[ACTION ITEM]
The answer is a number and nothing else: the count of lines in these entries containing the word "name".

━━━━━ RAW DATA ━━━━━

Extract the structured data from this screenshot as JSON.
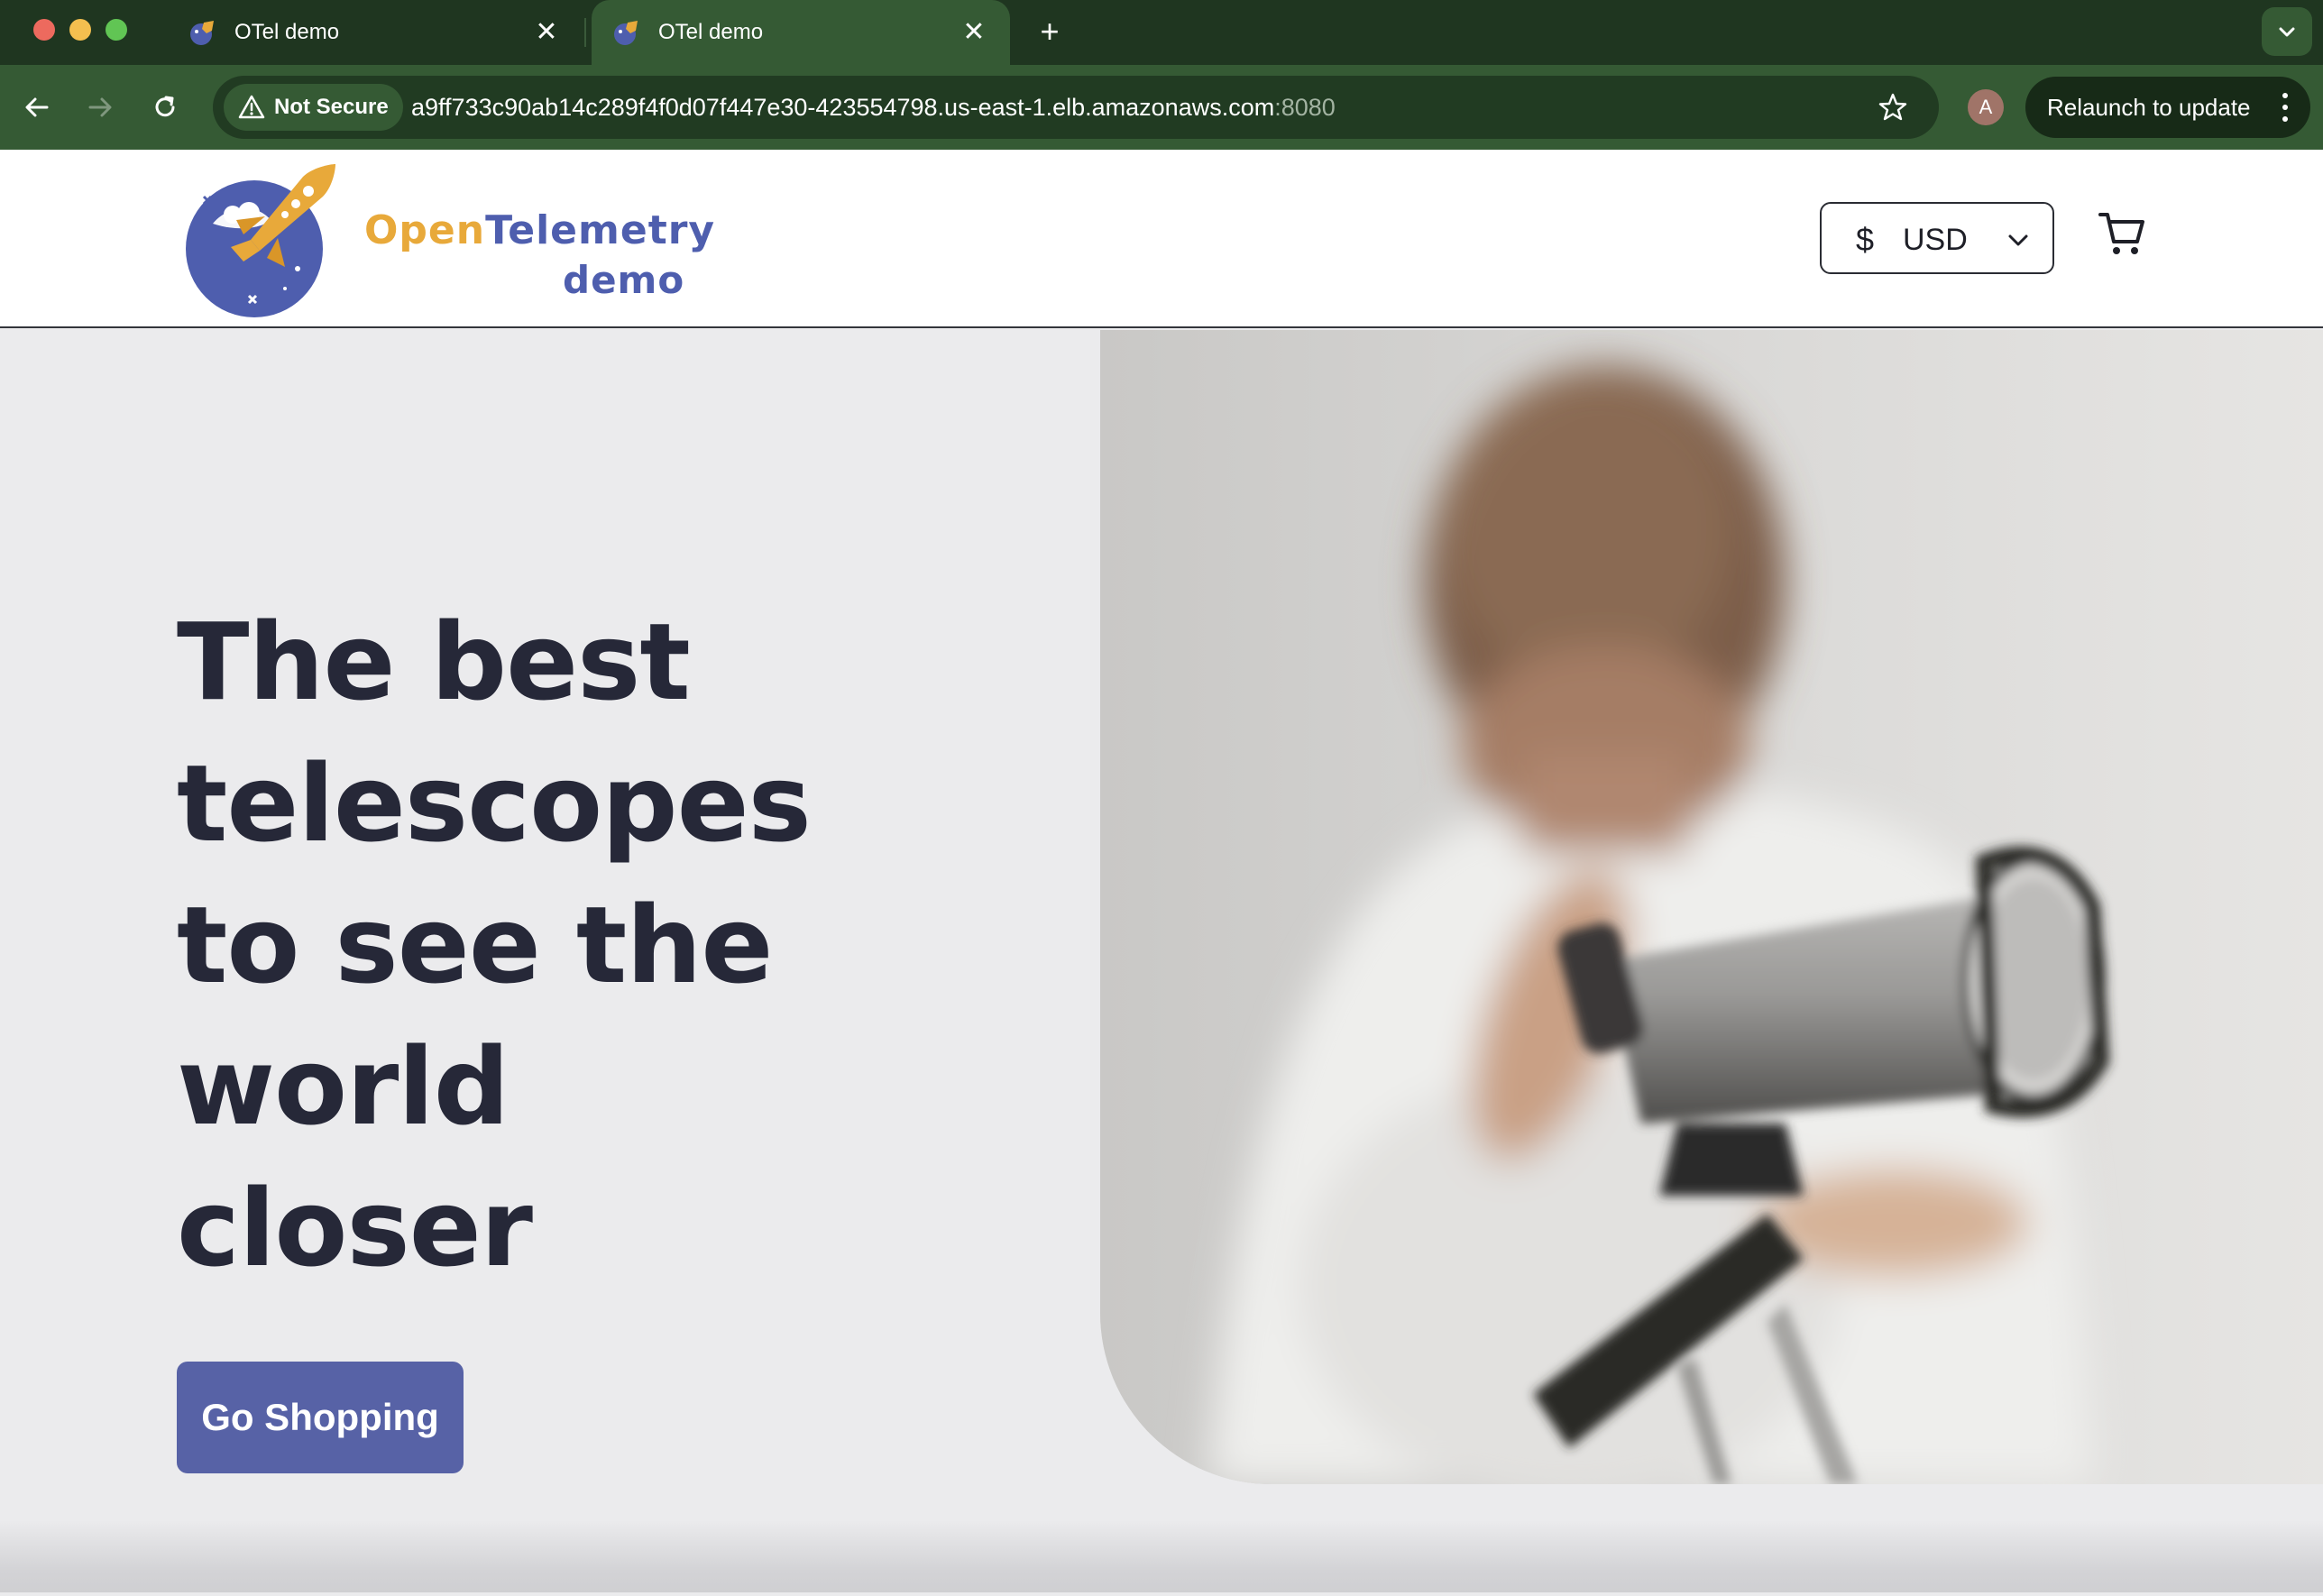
{
  "browser": {
    "tabs": [
      {
        "title": "OTel demo",
        "active": false
      },
      {
        "title": "OTel demo",
        "active": true
      }
    ],
    "new_tab_label": "+",
    "close_glyph": "✕",
    "security_label": "Not Secure",
    "url_host": "a9ff733c90ab14c289f4f0d07f447e30-423554798.us-east-1.elb.amazonaws.com",
    "url_port": ":8080",
    "profile_initial": "A",
    "relaunch_label": "Relaunch to update",
    "icons": [
      "back-arrow-icon",
      "forward-arrow-icon",
      "reload-icon",
      "warning-icon",
      "star-icon",
      "chevron-down-icon",
      "kebab-menu-icon"
    ]
  },
  "header": {
    "logo_word_open": "Open",
    "logo_word_telemetry": "Telemetry",
    "logo_word_demo": "demo",
    "currency_symbol": "$",
    "currency_code": "USD",
    "icons": [
      "rocket-logo-icon",
      "chevron-down-icon",
      "cart-icon"
    ]
  },
  "hero": {
    "headline_lines": [
      "The best",
      "telescopes",
      "to see the",
      "world",
      "closer"
    ],
    "cta_label": "Go Shopping",
    "image": "child-looking-through-telescope"
  },
  "colors": {
    "tab_bar": "#1f3620",
    "toolbar": "#355a34",
    "brand_orange": "#e8a93a",
    "brand_blue": "#4e5eae",
    "cta": "#5762a6",
    "headline": "#262838",
    "hero_bg": "#ebebed"
  }
}
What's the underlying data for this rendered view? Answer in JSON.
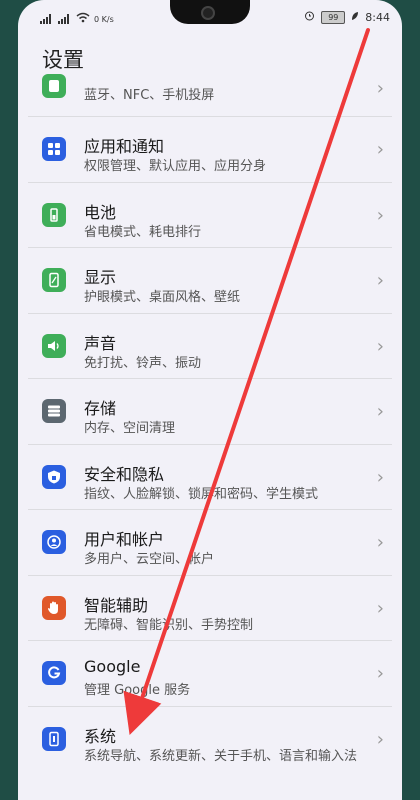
{
  "status": {
    "carrier_left": "4G",
    "speed": "0 K/s",
    "battery": "99",
    "time": "8:44"
  },
  "page": {
    "title": "设置"
  },
  "items": [
    {
      "name": "",
      "sub": "蓝牙、NFC、手机投屏",
      "color": "#3fae59",
      "icon": "device-connection-icon"
    },
    {
      "name": "应用和通知",
      "sub": "权限管理、默认应用、应用分身",
      "color": "#2b5fe0",
      "icon": "apps-icon"
    },
    {
      "name": "电池",
      "sub": "省电模式、耗电排行",
      "color": "#3fae59",
      "icon": "battery-icon"
    },
    {
      "name": "显示",
      "sub": "护眼模式、桌面风格、壁纸",
      "color": "#3fae59",
      "icon": "display-icon"
    },
    {
      "name": "声音",
      "sub": "免打扰、铃声、振动",
      "color": "#3fae59",
      "icon": "sound-icon"
    },
    {
      "name": "存储",
      "sub": "内存、空间清理",
      "color": "#5c6770",
      "icon": "storage-icon"
    },
    {
      "name": "安全和隐私",
      "sub": "指纹、人脸解锁、锁屏和密码、学生模式",
      "color": "#2b5fe0",
      "icon": "security-icon"
    },
    {
      "name": "用户和帐户",
      "sub": "多用户、云空间、帐户",
      "color": "#2b5fe0",
      "icon": "user-icon"
    },
    {
      "name": "智能辅助",
      "sub": "无障碍、智能识别、手势控制",
      "color": "#e0582a",
      "icon": "hand-icon"
    },
    {
      "name": "Google",
      "sub": "管理 Google 服务",
      "color": "#2b5fe0",
      "icon": "google-icon"
    },
    {
      "name": "系统",
      "sub": "系统导航、系统更新、关于手机、语言和输入法",
      "color": "#2b5fe0",
      "icon": "system-icon"
    }
  ],
  "annotation": {
    "arrow_color": "#ee3a3a"
  }
}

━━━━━

[TASK ANSWER]
11